At Winterscheider Berg you cross a former railway tunnel, which now offers cyclists a shortcut in summer and bats a quarter in winter. Six kilometers further you are already on the Belgian border. You can hardly imagine a border crossing more beautiful - you cycle on a narrow wooden bridge over the babbling Urft and find a rest area on both sides.
On the last ten kilometers through Belgium you drive through another train tunnel and then enjoy the wonderful view of the moorland. You will soon reach your stage destination Sankt Vith with its characteristic, neo-Romanesque parish church. Regular markets, high-class restaurants and the surrounding Eifel landscape attract numerous visitors to the pretty community. It doesn't matter whether you choose a portion of Belgian fries or a restaurant with Michelin stars - everything tastes great after a long bike ride. You can see the accommodations in Sankt Vith here: st.vith.be/Tourismus/Unterkunfte-Gastronomie/Schlafen. From wellness hotels, holiday apartments typical of the region to camping, everything is included.
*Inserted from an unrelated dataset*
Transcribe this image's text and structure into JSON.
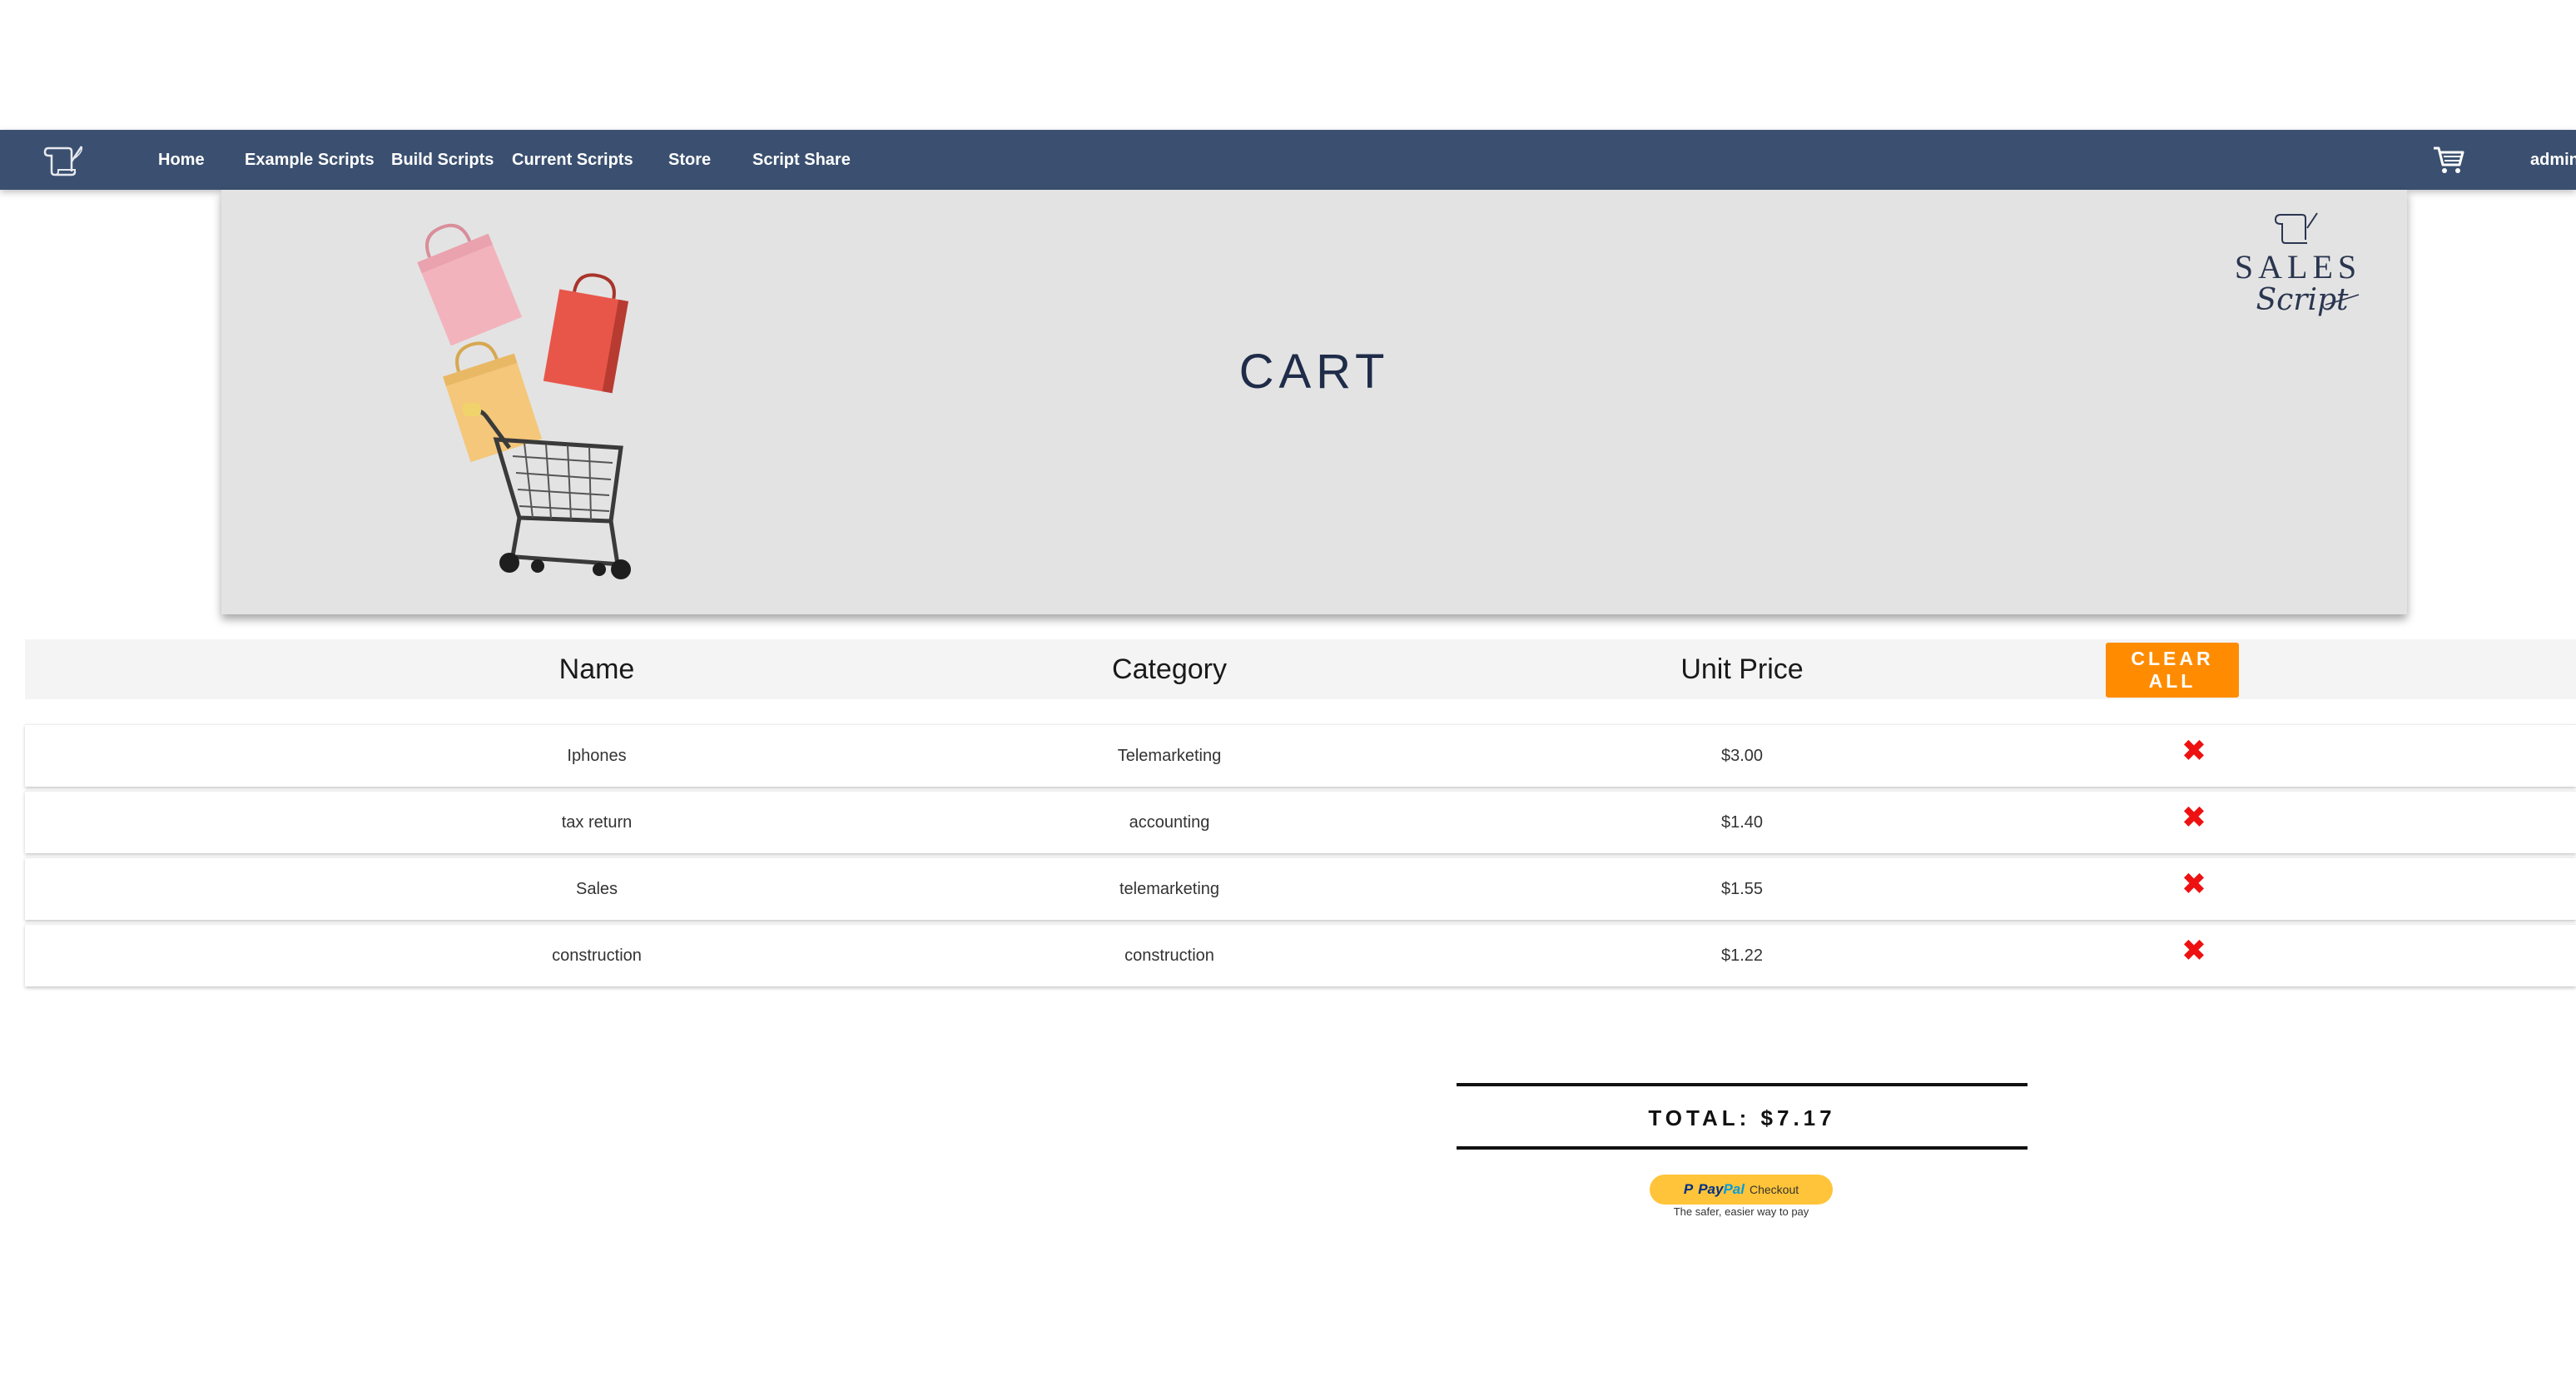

Your journey doesn't have to end here, because you can cycle on the Vennbahnradweg to Aachen in less than 100 kilometers or about 30 kilometers to Troisvierges in Luxembourg. Sankt Vith was originally a railway junction, but the railway lines were destroyed in the Second World War and, after they were closed, turned into long-distance cycle paths. You will no longer find a train connection, but you can take the TEC bus 304 to Eupen. From here a line 14 bus takes you to the train station in Aachen in half an hour. You can of course also cycle the 16 kilometers. In Aachen you are well connected with the regional train and in less than an hour you are in Cologne.